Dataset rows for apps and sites

-=-=-

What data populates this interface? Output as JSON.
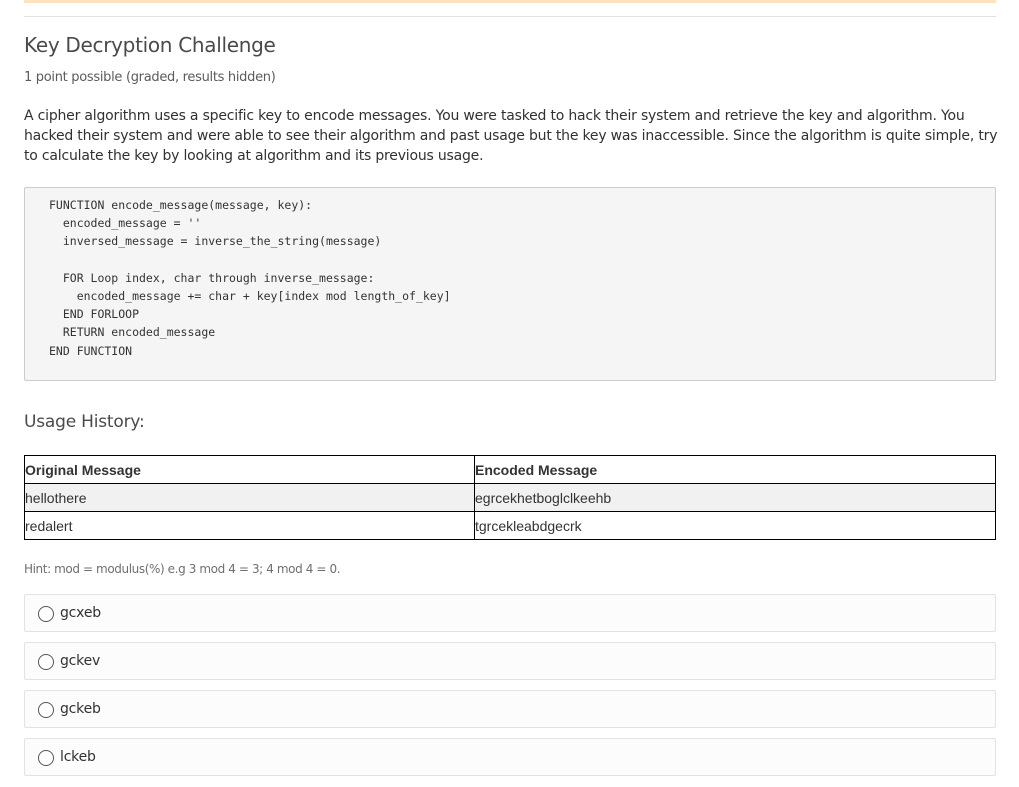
{
  "problem": {
    "title": "Key Decryption Challenge",
    "points": "1 point possible (graded, results hidden)",
    "description": "A cipher algorithm uses a specific key to encode messages. You were tasked to hack their system and retrieve the key and algorithm. You hacked their system and were able to see their algorithm and past usage but the key was inaccessible. Since the algorithm is quite simple, try to calculate the key by looking at algorithm and its previous usage."
  },
  "code": {
    "lines": [
      "FUNCTION encode_message(message, key):",
      "  encoded_message = ''",
      "  inversed_message = inverse_the_string(message)",
      "",
      "  FOR Loop index, char through inverse_message:",
      "    encoded_message += char + key[index mod length_of_key]",
      "  END FORLOOP",
      "  RETURN encoded_message",
      "END FUNCTION"
    ]
  },
  "usage": {
    "heading": "Usage History:",
    "columns": [
      "Original Message",
      "Encoded Message"
    ],
    "rows": [
      [
        "hellothere",
        "egrcekhetboglclkeehb"
      ],
      [
        "redalert",
        "tgrcekleabdgecrk"
      ]
    ]
  },
  "hint": "Hint: mod = modulus(%) e.g 3 mod 4 = 3; 4 mod 4 = 0.",
  "options": [
    "gcxeb",
    "gckev",
    "gckeb",
    "lckeb"
  ]
}
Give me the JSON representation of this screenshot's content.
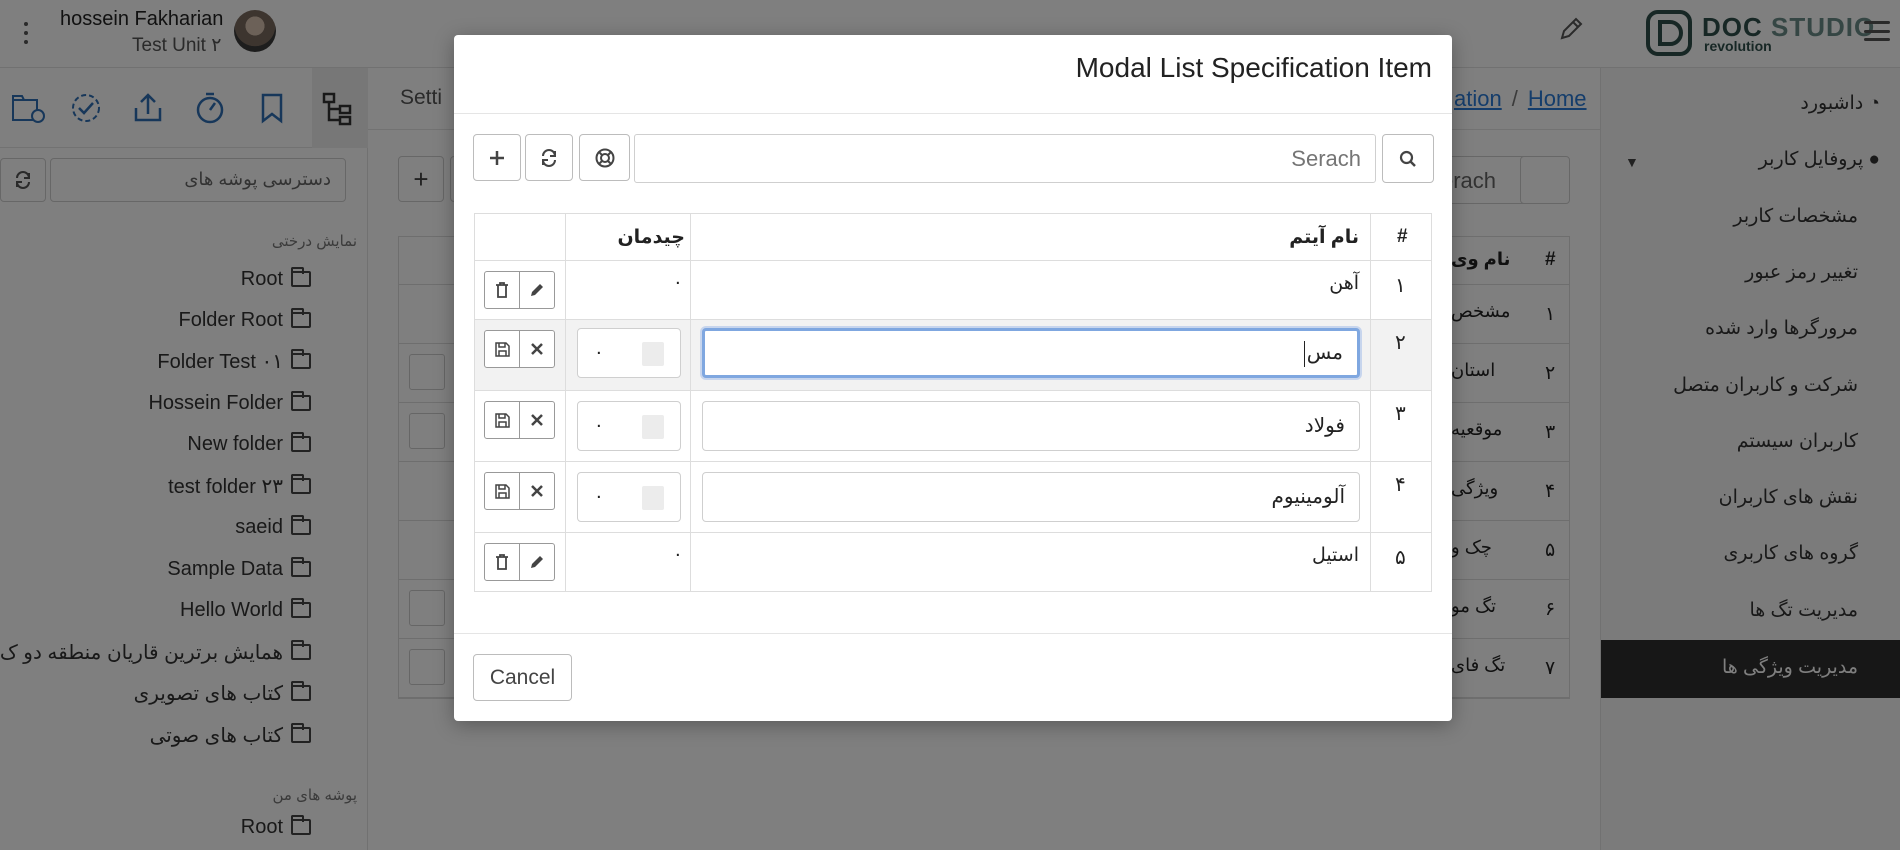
{
  "header": {
    "user_name": "hossein Fakharian",
    "user_unit": "Test Unit ۲",
    "brand_title_a": "DOC",
    "brand_title_b": "STUDIO",
    "brand_subtitle": "revolution"
  },
  "left_panel": {
    "toolbar_icons": [
      "shared-folder-icon",
      "check-circle-icon",
      "share-icon",
      "timer-icon",
      "bookmark-icon",
      "tree-structure-icon"
    ],
    "access_input_value": "دسترسی پوشه های",
    "tree_view_label": "نمایش درختی",
    "tree_items": [
      "Root",
      "Folder Root",
      "Folder Test ۰۱",
      "Hossein Folder",
      "New folder",
      "test folder ۲۳",
      "saeid",
      "Sample Data",
      "Hello World",
      "همایش برترین قاریان منطقه دو ک...",
      "کتاب های تصویری",
      "کتاب های صوتی"
    ],
    "my_folders_label": "پوشه های من",
    "my_root": "Root"
  },
  "main": {
    "tab_label": "Setti",
    "breadcrumb_prev": "ation",
    "breadcrumb_sep": "/",
    "breadcrumb_home": "Home",
    "search_text": "erach",
    "rows": [
      {
        "num": "۱",
        "text": "مشخص"
      },
      {
        "num": "۲",
        "text": "استان"
      },
      {
        "num": "۳",
        "text": "موقعیه"
      },
      {
        "num": "۴",
        "text": "ویژگی"
      },
      {
        "num": "۵",
        "text": "چک و"
      },
      {
        "num": "۶",
        "text": "تگ مو"
      },
      {
        "num": "۷",
        "text": "تگ فای"
      }
    ],
    "header_partial": "نام وی",
    "header_num": "#"
  },
  "sidebar": {
    "items": [
      "داشبورد",
      "پروفایل کاربر",
      "مشخصات کاربر",
      "تغییر رمز عبور",
      "مرورگرها وارد شده",
      "شرکت و کاربران متصل",
      "کاربران سیستم",
      "نقش های کاربران",
      "گروه های کاربری",
      "مدیریت تگ ها",
      "مدیریت ویژگی ها"
    ]
  },
  "modal": {
    "title": "Modal List Specification Item",
    "search_placeholder": "Serach",
    "columns": {
      "num": "#",
      "name": "نام آیتم",
      "order": "چیدمان"
    },
    "rows": [
      {
        "num": "۱",
        "name": "آهن",
        "order": "۰",
        "mode": "view"
      },
      {
        "num": "۲",
        "name": "مس",
        "order": "۰",
        "mode": "edit"
      },
      {
        "num": "۳",
        "name": "فولاد",
        "order": "۰",
        "mode": "edit"
      },
      {
        "num": "۴",
        "name": "آلومینیوم",
        "order": "۰",
        "mode": "edit"
      },
      {
        "num": "۵",
        "name": "استیل",
        "order": "۰",
        "mode": "view"
      }
    ],
    "cancel_label": "Cancel"
  }
}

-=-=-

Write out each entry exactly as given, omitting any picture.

**TASK RESPONSE:**
What data populates this interface? Output as JSON.
{
  "problem": {
    "title": "Key Decryption Challenge",
    "points": "1 point possible (graded, results hidden)",
    "description": "A cipher algorithm uses a specific key to encode messages. You were tasked to hack their system and retrieve the key and algorithm. You hacked their system and were able to see their algorithm and past usage but the key was inaccessible. Since the algorithm is quite simple, try to calculate the key by looking at algorithm and its previous usage."
  },
  "code": {
    "lines": [
      "FUNCTION encode_message(message, key):",
      "  encoded_message = ''",
      "  inversed_message = inverse_the_string(message)",
      "",
      "  FOR Loop index, char through inverse_message:",
      "    encoded_message += char + key[index mod length_of_key]",
      "  END FORLOOP",
      "  RETURN encoded_message",
      "END FUNCTION"
    ]
  },
  "usage": {
    "heading": "Usage History:",
    "columns": [
      "Original Message",
      "Encoded Message"
    ],
    "rows": [
      [
        "hellothere",
        "egrcekhetboglclkeehb"
      ],
      [
        "redalert",
        "tgrcekleabdgecrk"
      ]
    ]
  },
  "hint": "Hint: mod = modulus(%) e.g 3 mod 4 = 3; 4 mod 4 = 0.",
  "options": [
    "gcxeb",
    "gckev",
    "gckeb",
    "lckeb"
  ]
}
Give me the JSON representation of this screenshot's content.
{
  "header": {
    "user_name": "hossein Fakharian",
    "user_unit": "Test Unit ۲",
    "brand_title_a": "DOC",
    "brand_title_b": "STUDIO",
    "brand_subtitle": "revolution"
  },
  "left_panel": {
    "toolbar_icons": [
      "shared-folder-icon",
      "check-circle-icon",
      "share-icon",
      "timer-icon",
      "bookmark-icon",
      "tree-structure-icon"
    ],
    "access_input_value": "دسترسی پوشه های",
    "tree_view_label": "نمایش درختی",
    "tree_items": [
      "Root",
      "Folder Root",
      "Folder Test ۰۱",
      "Hossein Folder",
      "New folder",
      "test folder ۲۳",
      "saeid",
      "Sample Data",
      "Hello World",
      "همایش برترین قاریان منطقه دو ک...",
      "کتاب های تصویری",
      "کتاب های صوتی"
    ],
    "my_folders_label": "پوشه های من",
    "my_root": "Root"
  },
  "main": {
    "tab_label": "Setti",
    "breadcrumb_prev": "ation",
    "breadcrumb_sep": "/",
    "breadcrumb_home": "Home",
    "search_text": "erach",
    "rows": [
      {
        "num": "۱",
        "text": "مشخص"
      },
      {
        "num": "۲",
        "text": "استان"
      },
      {
        "num": "۳",
        "text": "موقعیه"
      },
      {
        "num": "۴",
        "text": "ویژگی"
      },
      {
        "num": "۵",
        "text": "چک و"
      },
      {
        "num": "۶",
        "text": "تگ مو"
      },
      {
        "num": "۷",
        "text": "تگ فای"
      }
    ],
    "header_partial": "نام وی",
    "header_num": "#"
  },
  "sidebar": {
    "items": [
      "داشبورد",
      "پروفایل کاربر",
      "مشخصات کاربر",
      "تغییر رمز عبور",
      "مرورگرها وارد شده",
      "شرکت و کاربران متصل",
      "کاربران سیستم",
      "نقش های کاربران",
      "گروه های کاربری",
      "مدیریت تگ ها",
      "مدیریت ویژگی ها"
    ]
  },
  "modal": {
    "title": "Modal List Specification Item",
    "search_placeholder": "Serach",
    "columns": {
      "num": "#",
      "name": "نام آیتم",
      "order": "چیدمان"
    },
    "rows": [
      {
        "num": "۱",
        "name": "آهن",
        "order": "۰",
        "mode": "view"
      },
      {
        "num": "۲",
        "name": "مس",
        "order": "۰",
        "mode": "edit"
      },
      {
        "num": "۳",
        "name": "فولاد",
        "order": "۰",
        "mode": "edit"
      },
      {
        "num": "۴",
        "name": "آلومینیوم",
        "order": "۰",
        "mode": "edit"
      },
      {
        "num": "۵",
        "name": "استیل",
        "order": "۰",
        "mode": "view"
      }
    ],
    "cancel_label": "Cancel"
  }
}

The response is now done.